West Virginia state court is not a venue where defendants often have high expectations that their motions to dismiss or for summary judgment will succeed, let alone that they can end a mass tort litigation there without a single case being tried or settled. But on February 15, 2017, the Mass Litigation Panel of West Virginia entered an order granting summary judgment in favor of Quinn Emanuel’s client Pfizer in the last two West Virginia cases involving allegations that the prescription antidepressant Zoloft causes birth defects.
For several years, a team of Quinn attorneys has been defending Pfizer in Zoloft birth defect litigation. Most of the cases were centered in a federal MDL in the Eastern District of Pennsylvania, where Pfizer was able to obtain exclusion of plaintiffs’ causation experts, leading to voluntary dismissal of over 300 cases and summary judgment in over 300 other cases. But there have also been hundreds of cases filed in state courts around the country as well.
One plaintiffs’ attorney with a large number of cases from all over the country chose to file them in West Virginia. He began with approximately 40 cases, which were assigned to West Virginia’s Mass Litigation Panel. In 2014, Quinn Emanuel successfully obtained dismissal of 29 cases on grounds of forum non conveniens, in a decision affirmed by the West Virginia Supreme Court. The precedent established by this case makes it more difficult for attorneys to file cases in West Virginia on behalf of plaintiffs from other states against non-West Virginia defendants.
Other West Virginia Zoloft birth defect cases were voluntarily dismissed, leaving only 4 cases remaining to be tried. In August 2016, Quinn Emanuel obtained summary judgment for Pfizer in one of those cases. Summary judgment was granted in a second case in October, 2016.
In the last two cases, the plaintiffs designated former FDA Commissioner David Kessler as their expert on the adequacy of the Zoloft label. After plaintiffs withdrew him rather than produce him for deposition, Pfizer moved for summary judgment. In motion papers prepared by Quinn Emanuel, Pfizer argued that West Virginia law requires expert testimony to support plaintiffs’ claims that the Zoloft label was inadequate, especially in light of the fact that Zoloft had an FDA-approved warning regarding use in pregnancy and a consensus within the scientific community that the evidence does not support a causal relationship between Zoloft and birth defects. Although the West Virginia Supreme Court had not had a chance to speak to this particular issue, Pfizer argued that in several cases involving complex medical and scientific questions, the West Virginia Supreme Court had held that expert testimony is required on matters that are beyond the common knowledge and experience of the average jurors.

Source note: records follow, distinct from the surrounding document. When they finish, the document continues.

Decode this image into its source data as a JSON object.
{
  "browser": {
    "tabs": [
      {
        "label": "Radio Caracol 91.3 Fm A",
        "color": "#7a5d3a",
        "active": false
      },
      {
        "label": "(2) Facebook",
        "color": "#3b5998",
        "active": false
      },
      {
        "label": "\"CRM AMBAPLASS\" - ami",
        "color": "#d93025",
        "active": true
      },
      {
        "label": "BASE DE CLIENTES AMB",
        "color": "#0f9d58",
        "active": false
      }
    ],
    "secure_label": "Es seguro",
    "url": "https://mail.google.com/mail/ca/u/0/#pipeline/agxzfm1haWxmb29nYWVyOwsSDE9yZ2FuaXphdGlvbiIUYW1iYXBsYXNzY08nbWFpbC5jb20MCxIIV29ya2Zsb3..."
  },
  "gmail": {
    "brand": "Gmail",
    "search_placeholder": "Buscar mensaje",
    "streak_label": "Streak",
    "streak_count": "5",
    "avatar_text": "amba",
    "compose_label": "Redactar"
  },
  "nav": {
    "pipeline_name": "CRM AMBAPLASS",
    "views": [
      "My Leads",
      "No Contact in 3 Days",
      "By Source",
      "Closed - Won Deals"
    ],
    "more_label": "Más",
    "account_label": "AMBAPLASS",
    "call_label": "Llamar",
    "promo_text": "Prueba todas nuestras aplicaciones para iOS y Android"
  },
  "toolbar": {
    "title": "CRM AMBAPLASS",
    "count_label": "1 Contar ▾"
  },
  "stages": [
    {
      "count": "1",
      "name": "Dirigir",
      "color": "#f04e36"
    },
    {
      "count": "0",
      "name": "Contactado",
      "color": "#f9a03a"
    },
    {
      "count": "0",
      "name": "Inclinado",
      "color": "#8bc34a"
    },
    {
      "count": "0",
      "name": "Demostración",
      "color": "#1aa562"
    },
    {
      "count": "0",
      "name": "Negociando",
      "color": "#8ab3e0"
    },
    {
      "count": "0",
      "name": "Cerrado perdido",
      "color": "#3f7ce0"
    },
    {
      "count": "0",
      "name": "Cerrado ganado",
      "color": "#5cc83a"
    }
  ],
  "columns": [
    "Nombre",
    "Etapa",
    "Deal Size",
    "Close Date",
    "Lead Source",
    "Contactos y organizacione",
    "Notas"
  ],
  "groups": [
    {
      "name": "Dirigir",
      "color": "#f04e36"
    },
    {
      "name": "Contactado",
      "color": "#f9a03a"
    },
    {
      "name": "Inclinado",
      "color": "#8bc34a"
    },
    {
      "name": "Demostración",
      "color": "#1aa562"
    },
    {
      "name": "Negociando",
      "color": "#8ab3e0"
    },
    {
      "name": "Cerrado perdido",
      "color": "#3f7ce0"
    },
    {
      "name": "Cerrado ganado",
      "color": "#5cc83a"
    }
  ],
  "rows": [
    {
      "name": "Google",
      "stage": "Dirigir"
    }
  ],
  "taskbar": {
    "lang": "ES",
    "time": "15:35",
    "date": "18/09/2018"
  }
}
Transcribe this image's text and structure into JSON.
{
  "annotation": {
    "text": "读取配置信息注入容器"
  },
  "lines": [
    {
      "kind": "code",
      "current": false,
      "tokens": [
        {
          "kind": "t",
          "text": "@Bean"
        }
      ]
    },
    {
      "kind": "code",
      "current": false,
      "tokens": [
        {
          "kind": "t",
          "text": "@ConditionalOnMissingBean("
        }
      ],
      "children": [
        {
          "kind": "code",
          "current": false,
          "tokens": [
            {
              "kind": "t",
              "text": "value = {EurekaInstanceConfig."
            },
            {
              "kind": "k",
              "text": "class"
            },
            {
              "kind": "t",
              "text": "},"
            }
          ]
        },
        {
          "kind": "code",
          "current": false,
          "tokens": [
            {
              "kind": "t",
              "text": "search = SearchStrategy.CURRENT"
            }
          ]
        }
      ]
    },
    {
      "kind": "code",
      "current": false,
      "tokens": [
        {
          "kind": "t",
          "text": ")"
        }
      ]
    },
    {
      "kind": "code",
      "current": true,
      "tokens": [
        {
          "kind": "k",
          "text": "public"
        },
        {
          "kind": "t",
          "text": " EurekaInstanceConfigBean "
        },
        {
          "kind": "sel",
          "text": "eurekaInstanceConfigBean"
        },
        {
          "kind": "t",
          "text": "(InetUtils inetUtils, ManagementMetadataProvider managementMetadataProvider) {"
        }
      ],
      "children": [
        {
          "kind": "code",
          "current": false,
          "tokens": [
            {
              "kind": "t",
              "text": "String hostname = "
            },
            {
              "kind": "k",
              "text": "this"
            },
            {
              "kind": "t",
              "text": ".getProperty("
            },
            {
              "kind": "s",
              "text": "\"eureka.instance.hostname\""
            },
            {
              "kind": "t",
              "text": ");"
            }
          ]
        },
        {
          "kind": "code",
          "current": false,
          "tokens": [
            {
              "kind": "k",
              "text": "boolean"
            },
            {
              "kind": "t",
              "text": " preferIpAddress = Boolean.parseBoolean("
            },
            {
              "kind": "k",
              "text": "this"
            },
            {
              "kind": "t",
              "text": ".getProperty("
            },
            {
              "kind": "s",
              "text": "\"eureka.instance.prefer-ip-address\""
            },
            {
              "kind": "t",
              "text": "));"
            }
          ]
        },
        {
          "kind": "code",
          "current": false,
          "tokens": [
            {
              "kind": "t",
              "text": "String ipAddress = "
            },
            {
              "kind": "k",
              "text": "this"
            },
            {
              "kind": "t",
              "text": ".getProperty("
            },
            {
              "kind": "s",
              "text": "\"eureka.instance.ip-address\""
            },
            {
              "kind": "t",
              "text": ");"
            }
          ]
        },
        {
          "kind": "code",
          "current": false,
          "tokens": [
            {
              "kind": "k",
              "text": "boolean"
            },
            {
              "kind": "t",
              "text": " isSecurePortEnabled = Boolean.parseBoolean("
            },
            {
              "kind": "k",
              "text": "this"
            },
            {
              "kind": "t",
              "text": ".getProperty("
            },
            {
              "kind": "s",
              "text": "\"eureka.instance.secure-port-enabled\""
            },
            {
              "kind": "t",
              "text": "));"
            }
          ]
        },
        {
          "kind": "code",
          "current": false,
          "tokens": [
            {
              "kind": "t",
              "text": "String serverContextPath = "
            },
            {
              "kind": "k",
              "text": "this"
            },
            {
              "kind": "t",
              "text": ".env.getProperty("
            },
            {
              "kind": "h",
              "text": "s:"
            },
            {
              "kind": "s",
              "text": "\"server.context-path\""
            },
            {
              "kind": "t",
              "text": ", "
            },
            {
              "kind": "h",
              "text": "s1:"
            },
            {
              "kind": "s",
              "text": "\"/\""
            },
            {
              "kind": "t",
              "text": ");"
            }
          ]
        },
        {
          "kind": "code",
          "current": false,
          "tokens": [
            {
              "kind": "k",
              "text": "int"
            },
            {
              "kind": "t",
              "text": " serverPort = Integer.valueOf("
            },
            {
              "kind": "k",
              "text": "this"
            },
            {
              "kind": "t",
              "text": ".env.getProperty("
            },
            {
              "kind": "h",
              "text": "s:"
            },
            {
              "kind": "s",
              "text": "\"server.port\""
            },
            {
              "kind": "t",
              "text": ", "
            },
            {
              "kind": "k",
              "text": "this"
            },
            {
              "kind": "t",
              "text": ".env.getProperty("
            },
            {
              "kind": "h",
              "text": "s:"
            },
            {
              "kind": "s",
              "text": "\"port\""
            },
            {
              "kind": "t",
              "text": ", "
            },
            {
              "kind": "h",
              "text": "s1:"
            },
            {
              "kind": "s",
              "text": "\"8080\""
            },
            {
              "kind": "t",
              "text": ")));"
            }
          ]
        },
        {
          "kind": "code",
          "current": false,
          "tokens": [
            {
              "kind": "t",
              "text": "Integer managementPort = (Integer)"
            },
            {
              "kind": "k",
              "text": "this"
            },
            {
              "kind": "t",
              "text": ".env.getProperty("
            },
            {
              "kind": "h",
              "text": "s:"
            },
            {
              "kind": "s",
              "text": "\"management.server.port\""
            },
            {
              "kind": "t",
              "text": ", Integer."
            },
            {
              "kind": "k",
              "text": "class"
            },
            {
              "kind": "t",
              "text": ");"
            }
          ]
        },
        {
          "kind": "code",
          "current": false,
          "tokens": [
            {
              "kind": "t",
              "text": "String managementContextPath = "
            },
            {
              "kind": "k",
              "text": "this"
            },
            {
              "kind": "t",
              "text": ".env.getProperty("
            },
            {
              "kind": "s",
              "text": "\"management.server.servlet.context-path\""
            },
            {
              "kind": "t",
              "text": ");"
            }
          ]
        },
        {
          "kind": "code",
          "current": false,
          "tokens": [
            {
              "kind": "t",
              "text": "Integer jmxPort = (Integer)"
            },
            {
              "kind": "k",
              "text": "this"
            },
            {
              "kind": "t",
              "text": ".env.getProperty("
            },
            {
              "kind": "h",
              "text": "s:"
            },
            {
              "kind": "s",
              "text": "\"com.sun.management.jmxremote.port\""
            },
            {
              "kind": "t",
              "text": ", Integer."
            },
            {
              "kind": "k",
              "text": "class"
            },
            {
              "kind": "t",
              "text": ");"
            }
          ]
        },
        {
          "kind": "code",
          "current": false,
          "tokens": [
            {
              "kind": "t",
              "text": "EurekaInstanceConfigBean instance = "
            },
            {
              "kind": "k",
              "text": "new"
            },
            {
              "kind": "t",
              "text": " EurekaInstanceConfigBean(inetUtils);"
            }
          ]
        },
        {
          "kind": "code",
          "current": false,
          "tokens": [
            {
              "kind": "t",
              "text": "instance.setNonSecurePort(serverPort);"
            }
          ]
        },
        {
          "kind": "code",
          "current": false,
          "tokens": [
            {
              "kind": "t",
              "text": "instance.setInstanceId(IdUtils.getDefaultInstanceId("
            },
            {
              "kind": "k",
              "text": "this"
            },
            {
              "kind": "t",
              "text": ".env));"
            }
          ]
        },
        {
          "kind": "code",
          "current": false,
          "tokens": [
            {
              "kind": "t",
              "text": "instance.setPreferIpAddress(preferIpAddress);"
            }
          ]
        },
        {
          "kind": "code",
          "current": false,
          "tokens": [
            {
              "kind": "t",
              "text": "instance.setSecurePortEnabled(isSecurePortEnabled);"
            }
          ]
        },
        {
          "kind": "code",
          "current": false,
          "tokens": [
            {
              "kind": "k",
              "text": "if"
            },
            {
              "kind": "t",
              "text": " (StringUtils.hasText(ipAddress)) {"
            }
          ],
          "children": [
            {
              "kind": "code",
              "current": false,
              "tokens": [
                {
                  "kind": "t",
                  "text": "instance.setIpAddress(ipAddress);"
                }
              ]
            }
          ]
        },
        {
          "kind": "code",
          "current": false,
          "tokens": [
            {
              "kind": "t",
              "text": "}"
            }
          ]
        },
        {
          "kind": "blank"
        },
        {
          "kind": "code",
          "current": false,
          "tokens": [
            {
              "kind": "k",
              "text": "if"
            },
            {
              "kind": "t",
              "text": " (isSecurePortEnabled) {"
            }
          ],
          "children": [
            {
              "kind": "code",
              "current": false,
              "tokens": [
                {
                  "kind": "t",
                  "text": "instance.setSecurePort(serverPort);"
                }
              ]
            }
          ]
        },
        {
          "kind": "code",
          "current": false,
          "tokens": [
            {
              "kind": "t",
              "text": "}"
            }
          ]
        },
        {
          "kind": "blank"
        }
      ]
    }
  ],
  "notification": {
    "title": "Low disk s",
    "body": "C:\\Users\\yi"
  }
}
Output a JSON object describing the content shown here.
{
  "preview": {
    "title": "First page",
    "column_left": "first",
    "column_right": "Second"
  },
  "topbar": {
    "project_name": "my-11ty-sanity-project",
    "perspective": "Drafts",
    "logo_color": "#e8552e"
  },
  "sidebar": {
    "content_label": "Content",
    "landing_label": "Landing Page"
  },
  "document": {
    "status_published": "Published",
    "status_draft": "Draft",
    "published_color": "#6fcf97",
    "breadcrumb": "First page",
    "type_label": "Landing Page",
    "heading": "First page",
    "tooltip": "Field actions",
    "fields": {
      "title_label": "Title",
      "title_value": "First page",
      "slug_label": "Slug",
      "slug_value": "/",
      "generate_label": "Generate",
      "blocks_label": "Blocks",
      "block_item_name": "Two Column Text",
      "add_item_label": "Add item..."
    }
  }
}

The Panel agreed with Pfizer’s arguments, held that expert testimony was required and granted Pfizer’s motion for summary judgment.